The government has pledged to quadruple the annual immigration quota for seasonal agricultural workers to 10,000 from next year to tackle post-Brexit labour shortages, the Sunday Telegraph has reported.
Under the current SAWS pilot the UK only allows 2,500 people from outside the EU to work temporarily on British farms each year, and this number has been criticised by the sector for being far too low.
“Our immigration system should reflect the needs of the farming sector, and expanding and continuing the seasonal workers scheme will be an important part of that,” Defra secretary Theresa Villiers told the Sunday Telegraph.
According to the newspaper, the expansion of the scheme will be formally announced as part of the Conservative Party’s campaign in the run-up to the general election on 12 December.
Reacting to the news, NFU horticulture board chair Alison Capper said: “The next government must keep the scheme moving forward to ensure the industry has access to the full 70,000 workers required that supports British growers and enables them to deliver high quality fruit and veg for the public.”

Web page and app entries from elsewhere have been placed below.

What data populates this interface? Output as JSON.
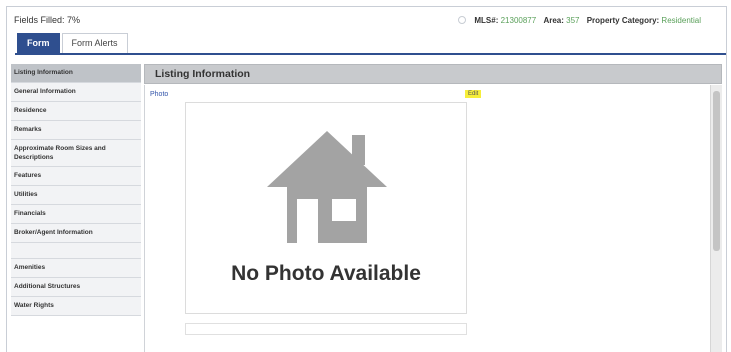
{
  "header": {
    "fields_filled": "Fields Filled: 7%",
    "mls_label": "MLS#:",
    "mls_value": "21300877",
    "area_label": "Area:",
    "area_value": "357",
    "category_label": "Property Category:",
    "category_value": "Residential"
  },
  "tabs": [
    {
      "label": "Form"
    },
    {
      "label": "Form Alerts"
    }
  ],
  "sidebar": {
    "items": [
      {
        "label": "Listing Information"
      },
      {
        "label": "General Information"
      },
      {
        "label": "Residence"
      },
      {
        "label": "Remarks"
      },
      {
        "label": "Approximate Room Sizes and Descriptions"
      },
      {
        "label": "Features"
      },
      {
        "label": "Utilities"
      },
      {
        "label": "Financials"
      },
      {
        "label": "Broker/Agent Information"
      },
      {
        "label": "Amenities"
      },
      {
        "label": "Additional Structures"
      },
      {
        "label": "Water Rights"
      }
    ]
  },
  "main": {
    "section_title": "Listing Information",
    "photo_link": "Photo",
    "edit_label": "Edit",
    "no_photo_text": "No Photo Available"
  },
  "colors": {
    "tab_active": "#2f4f8f",
    "meta_value": "#5aa05a",
    "edit_highlight": "#f6ee3a"
  }
}
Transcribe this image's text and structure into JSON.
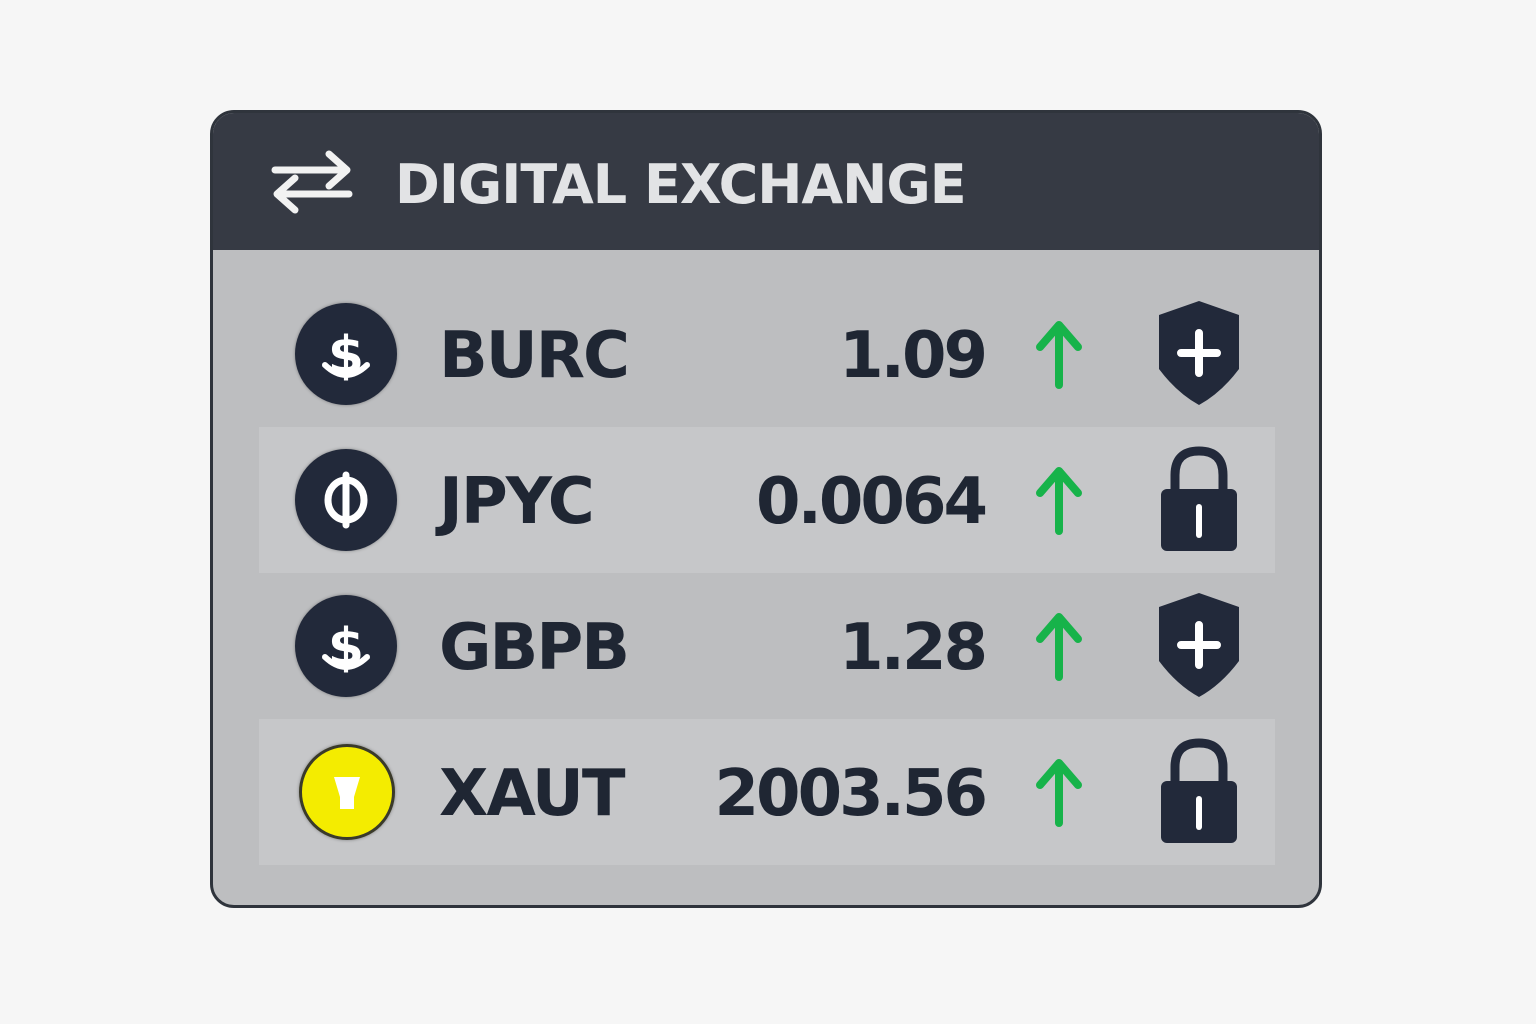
{
  "header": {
    "title": "DIGITAL EXCHANGE",
    "icon": "exchange-arrows-icon"
  },
  "colors": {
    "header_bg": "#363a44",
    "panel_bg": "#bdbec0",
    "row_alt_bg": "#c6c7c9",
    "coin_dark": "#22293a",
    "coin_gold": "#f4ec00",
    "trend_up": "#17b34a",
    "text_dark": "#1f2633"
  },
  "rows": [
    {
      "symbol": "BURC",
      "price": "1.09",
      "coin_icon": "dollar-coin-icon",
      "trend": "up-arrow-icon",
      "action_icon": "shield-plus-icon"
    },
    {
      "symbol": "JPYC",
      "price": "0.0064",
      "coin_icon": "yen-coin-icon",
      "trend": "up-arrow-icon",
      "action_icon": "lock-icon"
    },
    {
      "symbol": "GBPB",
      "price": "1.28",
      "coin_icon": "dollar-coin-icon",
      "trend": "up-arrow-icon",
      "action_icon": "shield-plus-icon"
    },
    {
      "symbol": "XAUT",
      "price": "2003.56",
      "coin_icon": "gold-coin-icon",
      "trend": "up-arrow-icon",
      "action_icon": "lock-icon"
    }
  ]
}
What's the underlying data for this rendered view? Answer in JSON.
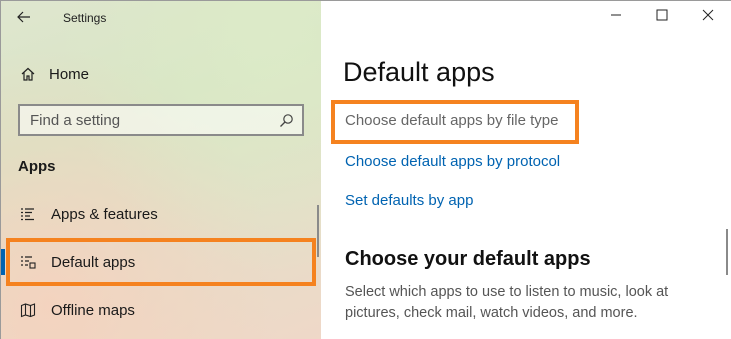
{
  "window": {
    "title": "Settings",
    "controls": [
      "minimize-icon",
      "maximize-icon",
      "close-icon"
    ]
  },
  "sidebar": {
    "back_icon": "arrow-left-icon",
    "home_label": "Home",
    "search_placeholder": "Find a setting",
    "section_header": "Apps",
    "items": [
      {
        "label": "Apps & features",
        "icon": "list-icon"
      },
      {
        "label": "Default apps",
        "icon": "default-apps-icon",
        "selected": true
      },
      {
        "label": "Offline maps",
        "icon": "map-icon"
      }
    ]
  },
  "main": {
    "page_title": "Default apps",
    "links": [
      {
        "label": "Choose default apps by file type"
      },
      {
        "label": "Choose default apps by protocol"
      },
      {
        "label": "Set defaults by app"
      }
    ],
    "subsection_title": "Choose your default apps",
    "description": "Select which apps to use to listen to music, look at pictures, check mail, watch videos, and more."
  },
  "colors": {
    "accent": "#0063b1",
    "highlight": "#f5821f"
  }
}
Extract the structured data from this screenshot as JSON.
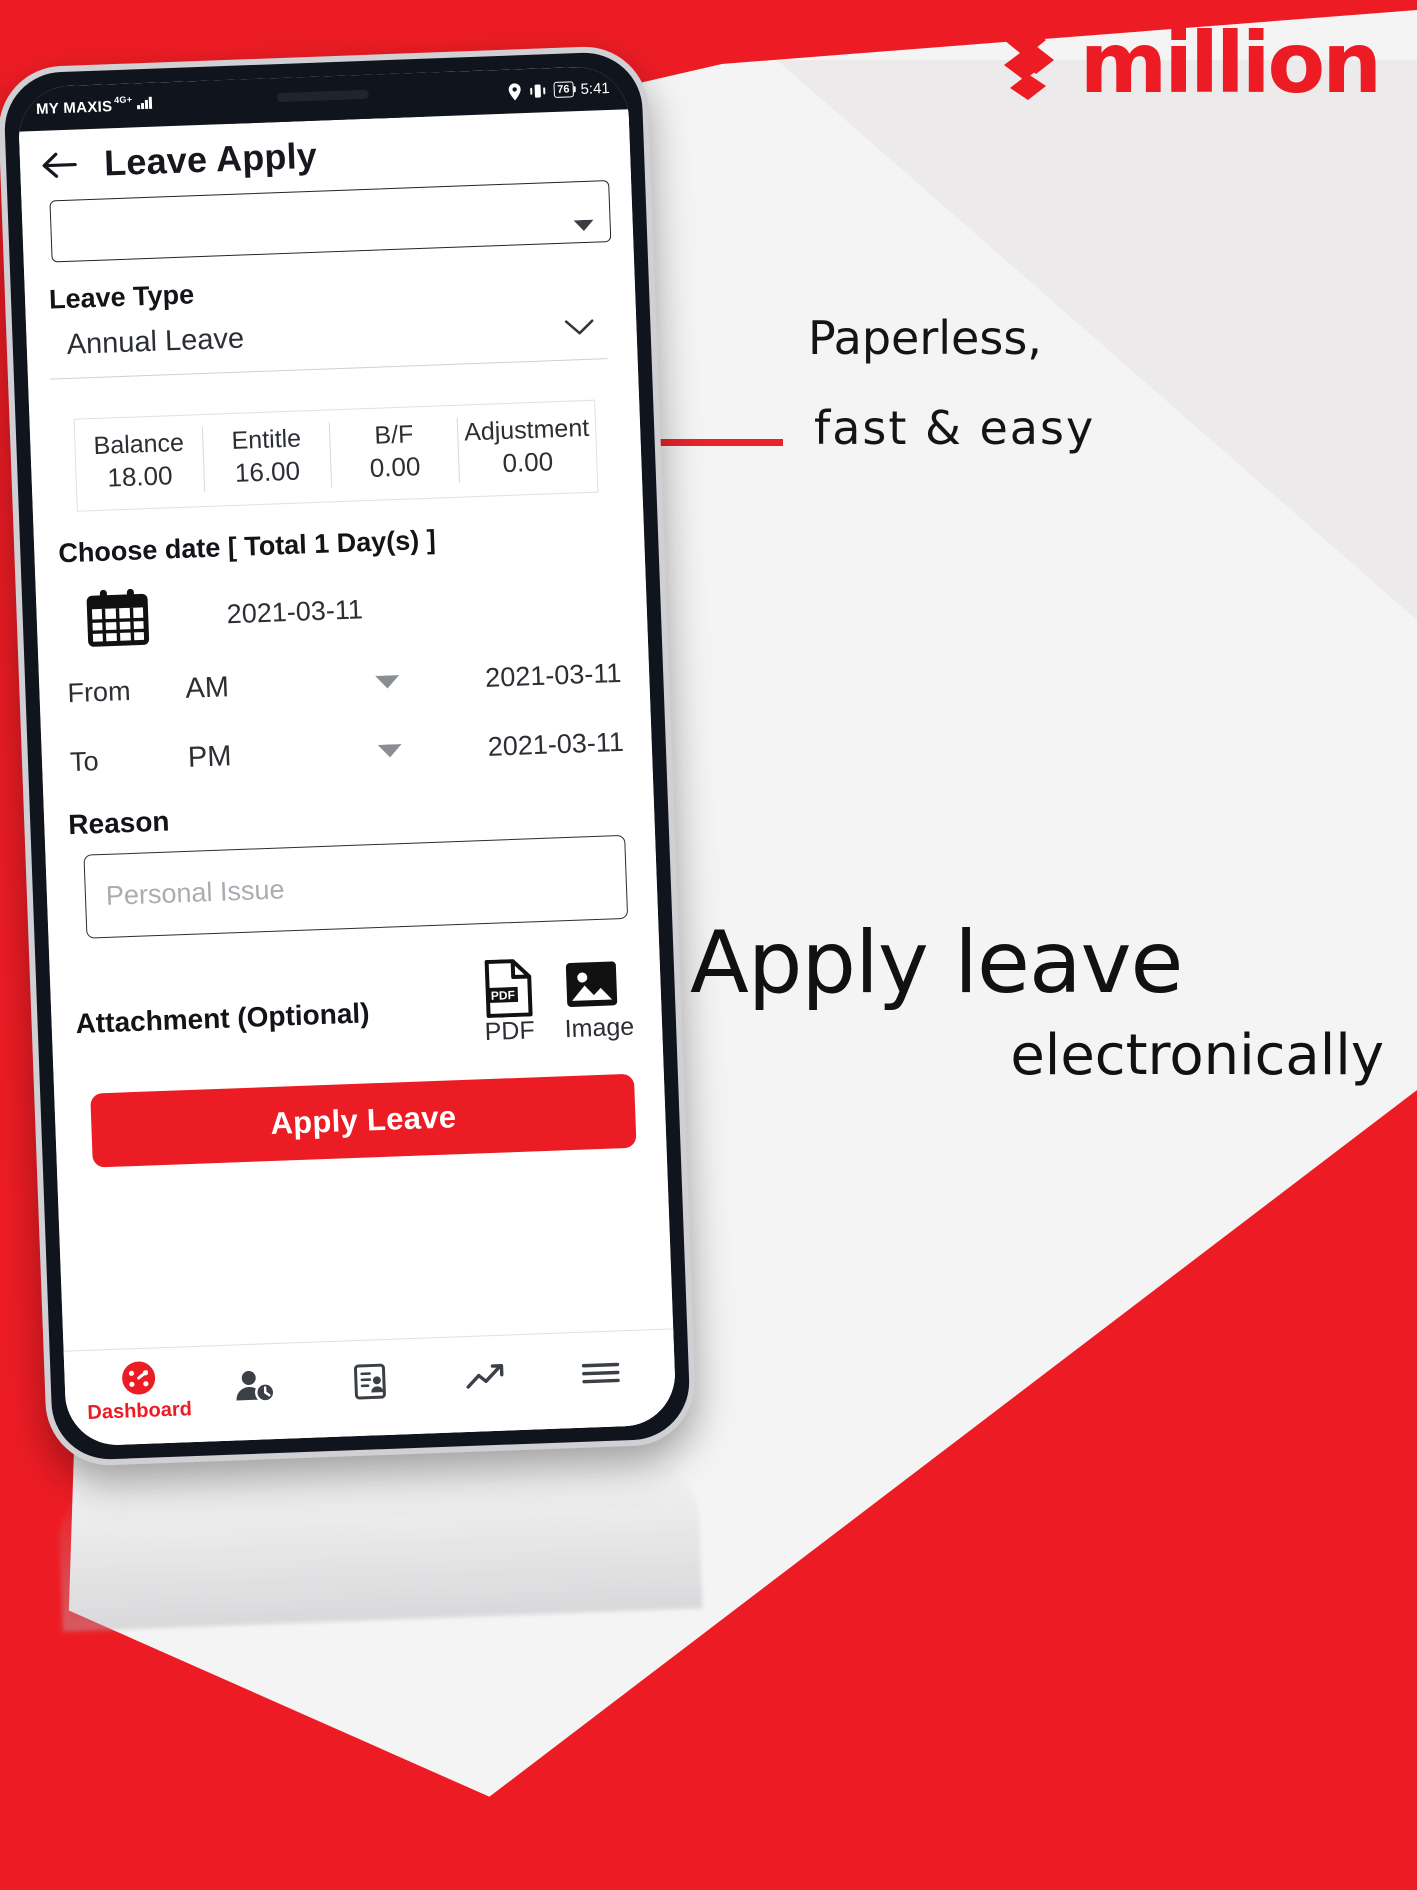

In October, NFU president Minette Batters said the labour situation in horticulture was reaching crisis point and met with Defra minister George Eustice to press the industry’s case, as well as making representations to the Home Office and even Number 10.